### [Work item]
Copy every line from the records that holds the word "posts".

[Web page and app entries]

•••••

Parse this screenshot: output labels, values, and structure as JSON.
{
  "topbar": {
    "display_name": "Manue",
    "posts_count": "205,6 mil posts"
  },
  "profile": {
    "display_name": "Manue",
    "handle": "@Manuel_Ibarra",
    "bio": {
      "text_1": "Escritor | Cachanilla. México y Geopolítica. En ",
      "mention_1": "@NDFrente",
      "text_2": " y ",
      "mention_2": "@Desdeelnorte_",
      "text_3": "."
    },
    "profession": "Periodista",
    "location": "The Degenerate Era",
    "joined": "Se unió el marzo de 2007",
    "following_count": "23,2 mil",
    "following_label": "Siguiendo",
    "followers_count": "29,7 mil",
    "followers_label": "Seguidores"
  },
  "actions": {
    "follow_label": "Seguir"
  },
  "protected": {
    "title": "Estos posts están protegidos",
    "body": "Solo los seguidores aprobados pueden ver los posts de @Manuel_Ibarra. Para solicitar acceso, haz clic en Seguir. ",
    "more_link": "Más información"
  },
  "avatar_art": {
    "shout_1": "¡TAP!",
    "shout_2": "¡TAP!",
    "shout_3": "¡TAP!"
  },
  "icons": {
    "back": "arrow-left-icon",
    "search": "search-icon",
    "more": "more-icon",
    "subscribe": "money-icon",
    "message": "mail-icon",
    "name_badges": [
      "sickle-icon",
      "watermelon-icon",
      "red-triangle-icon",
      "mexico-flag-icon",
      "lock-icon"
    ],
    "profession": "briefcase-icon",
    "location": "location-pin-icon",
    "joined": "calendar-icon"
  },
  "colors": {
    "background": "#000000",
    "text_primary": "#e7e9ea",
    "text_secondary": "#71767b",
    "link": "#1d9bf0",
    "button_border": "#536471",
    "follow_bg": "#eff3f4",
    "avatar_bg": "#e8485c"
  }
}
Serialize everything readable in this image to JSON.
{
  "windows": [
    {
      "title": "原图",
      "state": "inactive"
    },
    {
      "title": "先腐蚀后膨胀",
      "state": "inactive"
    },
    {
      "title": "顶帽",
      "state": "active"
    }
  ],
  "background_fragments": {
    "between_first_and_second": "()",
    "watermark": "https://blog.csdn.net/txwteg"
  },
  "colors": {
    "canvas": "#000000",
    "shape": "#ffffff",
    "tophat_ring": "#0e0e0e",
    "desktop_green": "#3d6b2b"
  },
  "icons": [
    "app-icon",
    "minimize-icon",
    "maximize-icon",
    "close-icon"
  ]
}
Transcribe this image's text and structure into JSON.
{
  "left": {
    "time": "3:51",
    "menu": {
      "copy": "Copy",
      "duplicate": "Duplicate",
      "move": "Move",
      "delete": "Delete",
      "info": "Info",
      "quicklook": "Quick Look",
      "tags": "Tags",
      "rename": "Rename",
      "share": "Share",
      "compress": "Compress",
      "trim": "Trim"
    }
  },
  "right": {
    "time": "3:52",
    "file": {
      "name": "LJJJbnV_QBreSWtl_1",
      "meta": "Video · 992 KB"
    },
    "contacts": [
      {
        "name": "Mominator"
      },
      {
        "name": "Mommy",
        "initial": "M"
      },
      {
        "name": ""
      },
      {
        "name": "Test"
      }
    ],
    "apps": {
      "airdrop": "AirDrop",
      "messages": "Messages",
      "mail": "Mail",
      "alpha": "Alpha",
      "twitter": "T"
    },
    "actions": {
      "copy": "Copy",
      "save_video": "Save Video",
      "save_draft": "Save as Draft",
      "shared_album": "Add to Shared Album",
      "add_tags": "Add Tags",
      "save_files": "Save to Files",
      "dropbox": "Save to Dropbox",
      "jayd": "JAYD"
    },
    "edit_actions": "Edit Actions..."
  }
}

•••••

### [Result for this task]
    "posts_count": "205,6 mil posts"
    "title": "Estos posts están protegidos",
    "body": "Solo los seguidores aprobados pueden ver los posts de @Manuel_Ibarra. Para solicitar acceso, haz clic en Seguir. ",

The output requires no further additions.